  • http://www.paranormalmind.com Corporate Magician

    I think there’s also a need to not feel like you have to be a fit for every client’s needs. Sometimes it’s the best thing if you say no. Focus on what your the best at giving and provide that service. If they ask for something that’s not your niche or if you feel you’re not the best to accomplish it, it’s ok!

  • http://www.futprimitive.com Barbara

    About a year ago I had to turn down a project as it was beyond the scope of my knowledge base at the time. I was totally honest with my client which he appreciated. The company I referred him to was offering a referral fee – which worked out very well for me. Not to mention that my client trusted my judgment and had me kind of behind the scenes consulting on the project too!

  • http://www.KeithJamesDesigns.com Keith James
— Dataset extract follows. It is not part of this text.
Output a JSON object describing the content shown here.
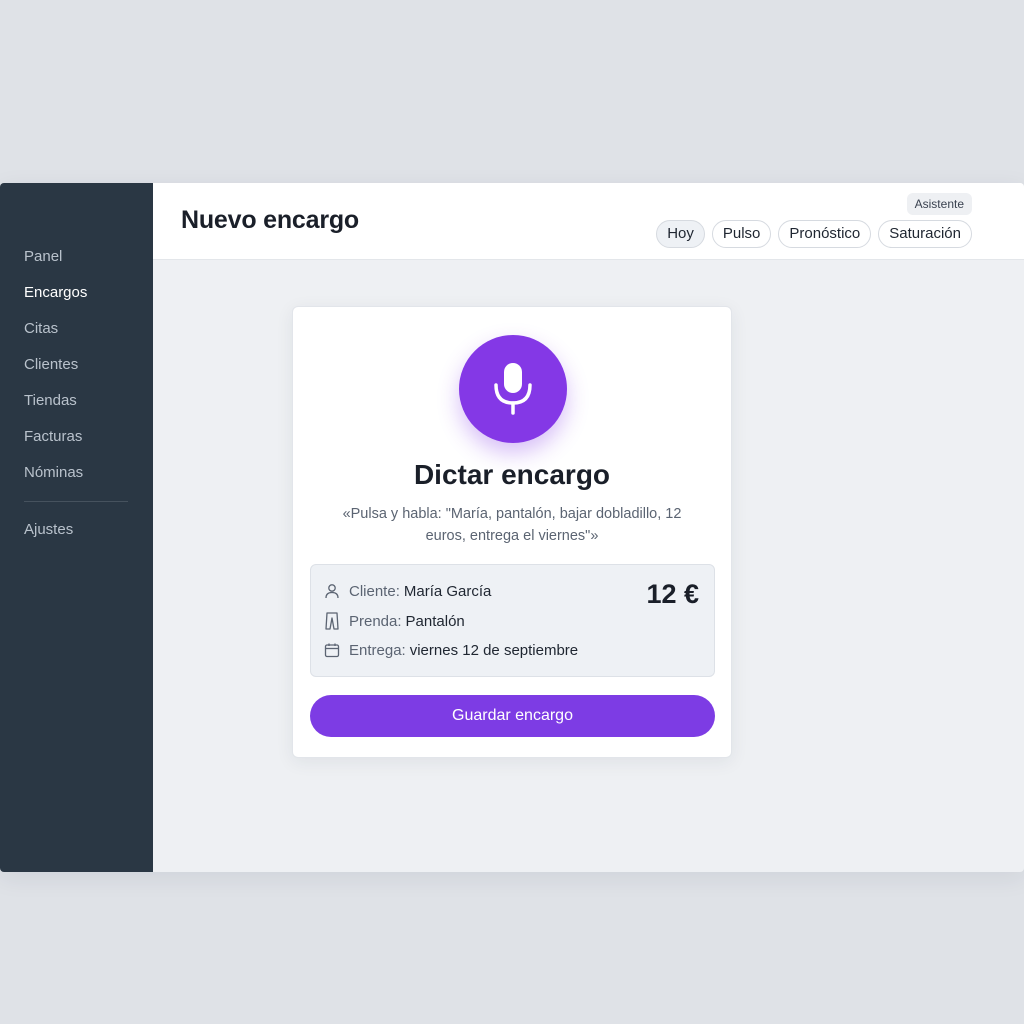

    I had a potential client call me about 7pm on a Friday evening. I just happened to be working late and had not yet sent the sales line to voice mail. He tells me he wants a site just like a particular URL he gave me over the phone. We spoke for a few minutes to get some idea of what he wanted. I asked if he knew what kind of budget he had in mind for the site. He said he really didn’t know at this point.
    I took an hour our so to review the site it was apparent that it was a fairly complex site with approximately 75 sub-domains. I emailed him back and explained that each sub-domain required a unique graphic and that alone was going to be about $10k and a rough estimate would be about $16k on up.
    He emails me back in all caps “I JUST WANT A TEMPLATE”. I was pretty sure at this point that this was a client I did not want to deal with.

  • http://lattery.com Bob

    I ALMOST gave up a client because their original website was poorly constructed using .NET. Instead of having to learn .NET I convinced the client that using PHP and MySQL was superior. It took me little time to update the website using the scripting I was already familiar with and I did not have to turn down the job.

  • http://www.larsonwebvisions.com LaZette L. Larson

    Even though there are a lot of great programs (point and click or template) that could be used to “get a website out there”, there is so much more that goes on behind the scenes that the client (usually not a designer or developer) is not aware of. That being said, if we took the time to learn every program that they wanted us to use, we would be in an endless learning phase and no longer creating websites. I think it is best to stick with what you already know and do the job well, even at the cost of “losing” a potential client. We have turned down a few that wanted us to use programs that we were unfamiliar with.